“Act Bicycle! Speak Bicycle! Write Bicycle! Advise Bicycle! Impact Bicycle! Meet Bicycle! Recruit Bicycle! Persist Bicycle! Subscribe Bicycle! Communicate Bicycle!
–Roger Hertz, cycling advocate
What he said. Yep. The mind immediately jumps to the folks who are in front of politicians or talking to the press about “cycling issues.” Of course these people are advocates and they do a lot for the rest of us. But not all of us have the will or wherewithal to do that kind of advocacy.
Here are some of the other advocates: The road rider out on rural roads. The commuter who rides to work…in the rain or snow…in February. The adult with the trailer on the back pulling the little ones. The trail riders. The charity riders. Triathletes. And the folks who put together and lead social rides through our cities at night.
All of these ARE “communicating bicycle,” with every mile they ride. But what are they communicating? How do we act, speak, write, advise, impact, meet, recruit, persist, and subscribe? Are we modeling good behavior? We are told that everyone must share the road, and that bicyclists and motorists share the “same roads, same rules, same rights.” But how do we put it into practice? Motorists insist that “bicyclists never follow the law. They blow through stop signs, they run red lights, they ride the wrong way!” Yes, some do, and when they do, the message they communicate is that they don’t care about the rules as they apply to bicycles.
But motorists often fail to notice that they are often scofflaws, as well. How many motorists never go faster than the speed limit? How many come to a complete stop at every stop sign? OK, that’s what I thought.

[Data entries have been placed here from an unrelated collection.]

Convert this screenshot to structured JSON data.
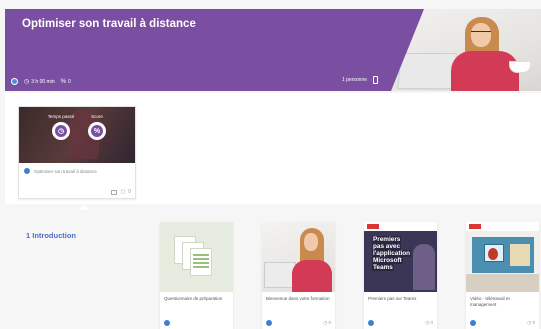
{
  "banner": {
    "title": "Optimiser son travail à distance",
    "duration": "3 h 00 min",
    "score": "0",
    "participants": "1 personne",
    "accent": "#7a4fa1"
  },
  "module": {
    "stat1_label": "Temps passé",
    "stat2_label": "Score",
    "stat2_icon": "%",
    "title": "Optimiser son travail à distance",
    "count": "0"
  },
  "section": {
    "title": "1 Introduction"
  },
  "resources": [
    {
      "title": "Questionnaire de préparation",
      "count": ""
    },
    {
      "title": "Bienvenue dans votre formation",
      "count": "0"
    },
    {
      "title": "Premiers pas sur Teams",
      "count": "0"
    },
    {
      "title": "Vidéo - télétravail et management",
      "count": "0"
    }
  ],
  "teams_thumb": {
    "lines": [
      "Premiers",
      "pas avec",
      "l'application",
      "Microsoft",
      "Teams"
    ]
  },
  "icons": {
    "clock": "clock-icon",
    "percent": "percent-icon",
    "phone": "phone-icon"
  }
}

So perhaps their sanctimonious feelings are a bit misplaced, hmm?
We’re all guilty, just of different offenses.
So remember, whenever, however, wherever you ride, you ARE an advocate. And what you communicate matters.